EXERCISE:
Pictures appear among the records. Write out all else exactly as it stands.

SOURCE MATERIAL:

--*--

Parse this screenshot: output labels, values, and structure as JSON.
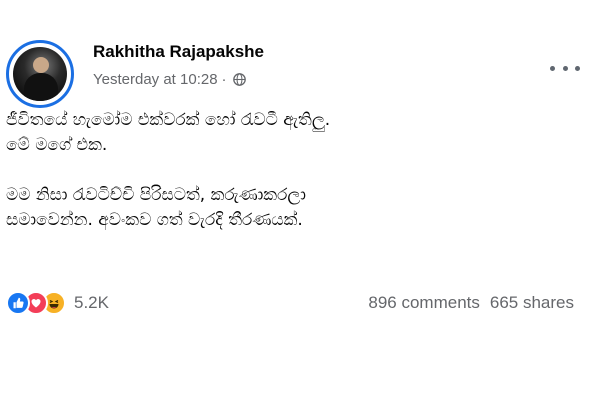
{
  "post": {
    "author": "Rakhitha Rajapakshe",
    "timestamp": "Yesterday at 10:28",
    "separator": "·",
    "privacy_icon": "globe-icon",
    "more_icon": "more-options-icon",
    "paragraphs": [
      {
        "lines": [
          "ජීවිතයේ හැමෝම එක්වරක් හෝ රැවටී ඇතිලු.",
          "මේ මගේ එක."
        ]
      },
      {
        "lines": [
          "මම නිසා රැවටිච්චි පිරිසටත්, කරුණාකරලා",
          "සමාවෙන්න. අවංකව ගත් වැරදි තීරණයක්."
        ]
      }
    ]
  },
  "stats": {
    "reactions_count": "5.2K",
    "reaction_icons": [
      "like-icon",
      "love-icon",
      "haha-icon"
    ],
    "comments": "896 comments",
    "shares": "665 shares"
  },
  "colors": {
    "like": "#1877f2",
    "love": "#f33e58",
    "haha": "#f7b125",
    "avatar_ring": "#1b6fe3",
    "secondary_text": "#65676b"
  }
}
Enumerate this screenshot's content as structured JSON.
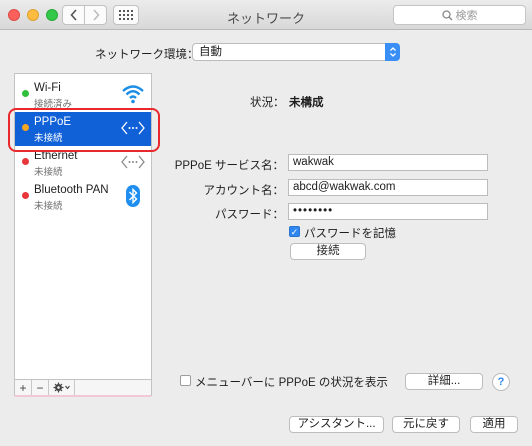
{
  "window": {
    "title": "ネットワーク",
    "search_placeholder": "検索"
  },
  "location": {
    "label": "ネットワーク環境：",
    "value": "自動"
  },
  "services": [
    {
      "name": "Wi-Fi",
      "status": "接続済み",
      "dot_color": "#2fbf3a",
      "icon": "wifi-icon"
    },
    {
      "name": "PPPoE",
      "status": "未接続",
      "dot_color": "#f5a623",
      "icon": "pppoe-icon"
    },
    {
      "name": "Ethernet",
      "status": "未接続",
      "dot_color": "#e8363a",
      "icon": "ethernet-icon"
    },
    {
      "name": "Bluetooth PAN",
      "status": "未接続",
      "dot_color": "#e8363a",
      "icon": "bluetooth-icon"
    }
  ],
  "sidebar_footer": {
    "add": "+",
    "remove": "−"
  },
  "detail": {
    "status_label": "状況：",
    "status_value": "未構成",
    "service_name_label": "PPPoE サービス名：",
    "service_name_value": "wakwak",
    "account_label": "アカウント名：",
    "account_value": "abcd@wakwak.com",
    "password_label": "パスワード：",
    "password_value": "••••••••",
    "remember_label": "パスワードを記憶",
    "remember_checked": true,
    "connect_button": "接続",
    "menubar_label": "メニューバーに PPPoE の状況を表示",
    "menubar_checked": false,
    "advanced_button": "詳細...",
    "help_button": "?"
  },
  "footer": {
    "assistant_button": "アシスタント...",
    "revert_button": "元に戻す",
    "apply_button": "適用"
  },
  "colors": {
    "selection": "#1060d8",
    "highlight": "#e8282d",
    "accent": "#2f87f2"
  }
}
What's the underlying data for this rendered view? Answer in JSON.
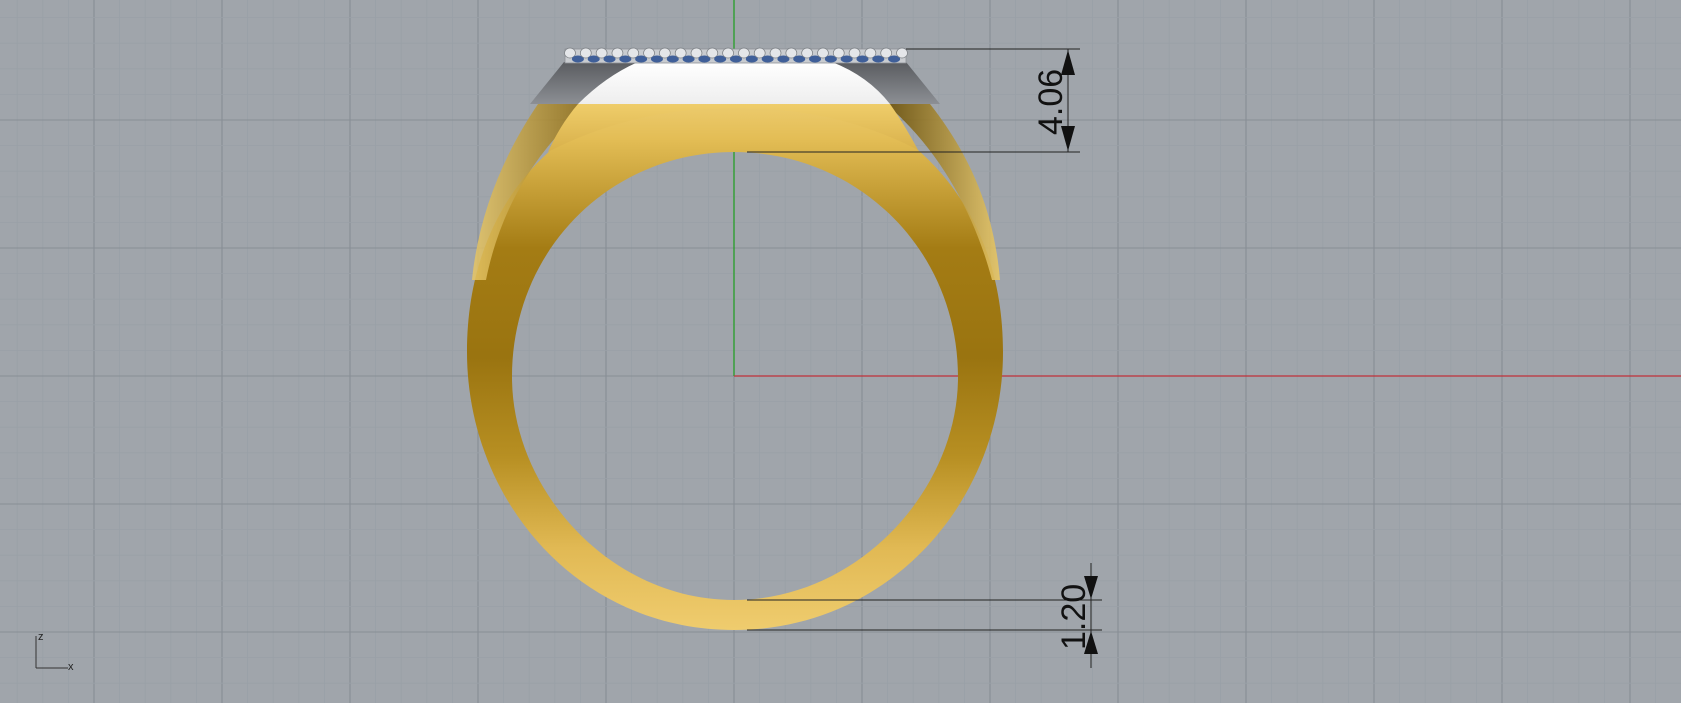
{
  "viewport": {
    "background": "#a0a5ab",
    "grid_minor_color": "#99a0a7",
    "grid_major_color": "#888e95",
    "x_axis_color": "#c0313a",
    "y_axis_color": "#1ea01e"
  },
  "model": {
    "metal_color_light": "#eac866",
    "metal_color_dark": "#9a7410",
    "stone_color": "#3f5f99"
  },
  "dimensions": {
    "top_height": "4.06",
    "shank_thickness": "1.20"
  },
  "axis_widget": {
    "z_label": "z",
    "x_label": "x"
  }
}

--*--

ANSWER SPACE:
Parse this screenshot: output labels, values, and structure as JSON.
{
  "post": {
    "author": "Rakhitha Rajapakshe",
    "timestamp": "Yesterday at 10:28",
    "separator": "·",
    "privacy_icon": "globe-icon",
    "more_icon": "more-options-icon",
    "paragraphs": [
      {
        "lines": [
          "ජීවිතයේ හැමෝම එක්වරක් හෝ රැවටී ඇතිලු.",
          "මේ මගේ එක."
        ]
      },
      {
        "lines": [
          "මම නිසා රැවටිච්චි පිරිසටත්, කරුණාකරලා",
          "සමාවෙන්න. අවංකව ගත් වැරදි තීරණයක්."
        ]
      }
    ]
  },
  "stats": {
    "reactions_count": "5.2K",
    "reaction_icons": [
      "like-icon",
      "love-icon",
      "haha-icon"
    ],
    "comments": "896 comments",
    "shares": "665 shares"
  },
  "colors": {
    "like": "#1877f2",
    "love": "#f33e58",
    "haha": "#f7b125",
    "avatar_ring": "#1b6fe3",
    "secondary_text": "#65676b"
  }
}
Enumerate this screenshot's content as structured JSON.
{
  "window": {
    "title": "ネットワーク",
    "search_placeholder": "検索"
  },
  "location": {
    "label": "ネットワーク環境：",
    "value": "自動"
  },
  "services": [
    {
      "name": "Wi-Fi",
      "status": "接続済み",
      "dot_color": "#2fbf3a",
      "icon": "wifi-icon"
    },
    {
      "name": "PPPoE",
      "status": "未接続",
      "dot_color": "#f5a623",
      "icon": "pppoe-icon"
    },
    {
      "name": "Ethernet",
      "status": "未接続",
      "dot_color": "#e8363a",
      "icon": "ethernet-icon"
    },
    {
      "name": "Bluetooth PAN",
      "status": "未接続",
      "dot_color": "#e8363a",
      "icon": "bluetooth-icon"
    }
  ],
  "sidebar_footer": {
    "add": "+",
    "remove": "−"
  },
  "detail": {
    "status_label": "状況：",
    "status_value": "未構成",
    "service_name_label": "PPPoE サービス名：",
    "service_name_value": "wakwak",
    "account_label": "アカウント名：",
    "account_value": "abcd@wakwak.com",
    "password_label": "パスワード：",
    "password_value": "••••••••",
    "remember_label": "パスワードを記憶",
    "remember_checked": true,
    "connect_button": "接続",
    "menubar_label": "メニューバーに PPPoE の状況を表示",
    "menubar_checked": false,
    "advanced_button": "詳細...",
    "help_button": "?"
  },
  "footer": {
    "assistant_button": "アシスタント...",
    "revert_button": "元に戻す",
    "apply_button": "適用"
  },
  "colors": {
    "selection": "#1060d8",
    "highlight": "#e8282d",
    "accent": "#2f87f2"
  }
}
What's the underlying data for this rendered view? Answer in JSON.
{
  "viewport": {
    "background": "#a0a5ab",
    "grid_minor_color": "#99a0a7",
    "grid_major_color": "#888e95",
    "x_axis_color": "#c0313a",
    "y_axis_color": "#1ea01e"
  },
  "model": {
    "metal_color_light": "#eac866",
    "metal_color_dark": "#9a7410",
    "stone_color": "#3f5f99"
  },
  "dimensions": {
    "top_height": "4.06",
    "shank_thickness": "1.20"
  },
  "axis_widget": {
    "z_label": "z",
    "x_label": "x"
  }
}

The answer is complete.